▶ TASK INPUT

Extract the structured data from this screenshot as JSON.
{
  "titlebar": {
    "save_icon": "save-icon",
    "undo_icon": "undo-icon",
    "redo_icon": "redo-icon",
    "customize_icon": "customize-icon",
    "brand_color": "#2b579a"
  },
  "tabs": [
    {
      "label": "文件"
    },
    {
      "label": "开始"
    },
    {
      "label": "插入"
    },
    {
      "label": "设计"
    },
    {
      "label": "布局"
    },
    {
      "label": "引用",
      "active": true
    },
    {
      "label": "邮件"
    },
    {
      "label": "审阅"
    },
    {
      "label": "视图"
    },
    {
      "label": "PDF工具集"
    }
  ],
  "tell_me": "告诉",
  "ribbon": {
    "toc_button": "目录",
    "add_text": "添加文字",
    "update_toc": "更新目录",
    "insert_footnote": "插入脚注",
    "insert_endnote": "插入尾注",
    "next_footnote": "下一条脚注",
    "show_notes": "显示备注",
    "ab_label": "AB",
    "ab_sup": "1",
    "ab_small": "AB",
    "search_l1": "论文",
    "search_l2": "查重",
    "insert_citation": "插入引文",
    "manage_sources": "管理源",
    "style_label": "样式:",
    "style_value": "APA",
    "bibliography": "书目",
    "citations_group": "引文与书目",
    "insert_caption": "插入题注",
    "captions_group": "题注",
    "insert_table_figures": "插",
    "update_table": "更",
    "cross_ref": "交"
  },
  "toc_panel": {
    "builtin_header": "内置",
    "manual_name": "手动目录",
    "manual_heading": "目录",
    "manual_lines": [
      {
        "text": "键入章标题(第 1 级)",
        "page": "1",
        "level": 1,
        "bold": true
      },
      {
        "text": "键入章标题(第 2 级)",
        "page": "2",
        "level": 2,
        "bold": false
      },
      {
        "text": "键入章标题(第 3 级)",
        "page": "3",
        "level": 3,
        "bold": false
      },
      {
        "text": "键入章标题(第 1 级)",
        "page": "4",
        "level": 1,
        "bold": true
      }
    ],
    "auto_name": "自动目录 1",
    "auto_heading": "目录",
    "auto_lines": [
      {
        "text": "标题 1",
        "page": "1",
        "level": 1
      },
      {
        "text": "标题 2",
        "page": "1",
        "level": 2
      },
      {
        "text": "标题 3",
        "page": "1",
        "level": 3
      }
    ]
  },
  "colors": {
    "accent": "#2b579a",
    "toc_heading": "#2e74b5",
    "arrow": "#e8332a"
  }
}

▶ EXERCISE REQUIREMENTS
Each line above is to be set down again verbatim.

▶ REPLY TO THE EXERCISE
Extract the structured data from this screenshot as JSON.
{
  "titlebar": {
    "save_icon": "save-icon",
    "undo_icon": "undo-icon",
    "redo_icon": "redo-icon",
    "customize_icon": "customize-icon",
    "brand_color": "#2b579a"
  },
  "tabs": [
    {
      "label": "文件"
    },
    {
      "label": "开始"
    },
    {
      "label": "插入"
    },
    {
      "label": "设计"
    },
    {
      "label": "布局"
    },
    {
      "label": "引用",
      "active": true
    },
    {
      "label": "邮件"
    },
    {
      "label": "审阅"
    },
    {
      "label": "视图"
    },
    {
      "label": "PDF工具集"
    }
  ],
  "tell_me": "告诉",
  "ribbon": {
    "toc_button": "目录",
    "add_text": "添加文字",
    "update_toc": "更新目录",
    "insert_footnote": "插入脚注",
    "insert_endnote": "插入尾注",
    "next_footnote": "下一条脚注",
    "show_notes": "显示备注",
    "ab_label": "AB",
    "ab_sup": "1",
    "ab_small": "AB",
    "search_l1": "论文",
    "search_l2": "查重",
    "insert_citation": "插入引文",
    "manage_sources": "管理源",
    "style_label": "样式:",
    "style_value": "APA",
    "bibliography": "书目",
    "citations_group": "引文与书目",
    "insert_caption": "插入题注",
    "captions_group": "题注",
    "insert_table_figures": "插",
    "update_table": "更",
    "cross_ref": "交"
  },
  "toc_panel": {
    "builtin_header": "内置",
    "manual_name": "手动目录",
    "manual_heading": "目录",
    "manual_lines": [
      {
        "text": "键入章标题(第 1 级)",
        "page": "1",
        "level": 1,
        "bold": true
      },
      {
        "text": "键入章标题(第 2 级)",
        "page": "2",
        "level": 2,
        "bold": false
      },
      {
        "text": "键入章标题(第 3 级)",
        "page": "3",
        "level": 3,
        "bold": false
      },
      {
        "text": "键入章标题(第 1 级)",
        "page": "4",
        "level": 1,
        "bold": true
      }
    ],
    "auto_name": "自动目录 1",
    "auto_heading": "目录",
    "auto_lines": [
      {
        "text": "标题 1",
        "page": "1",
        "level": 1
      },
      {
        "text": "标题 2",
        "page": "1",
        "level": 2
      },
      {
        "text": "标题 3",
        "page": "1",
        "level": 3
      }
    ]
  },
  "colors": {
    "accent": "#2b579a",
    "toc_heading": "#2e74b5",
    "arrow": "#e8332a"
  }
}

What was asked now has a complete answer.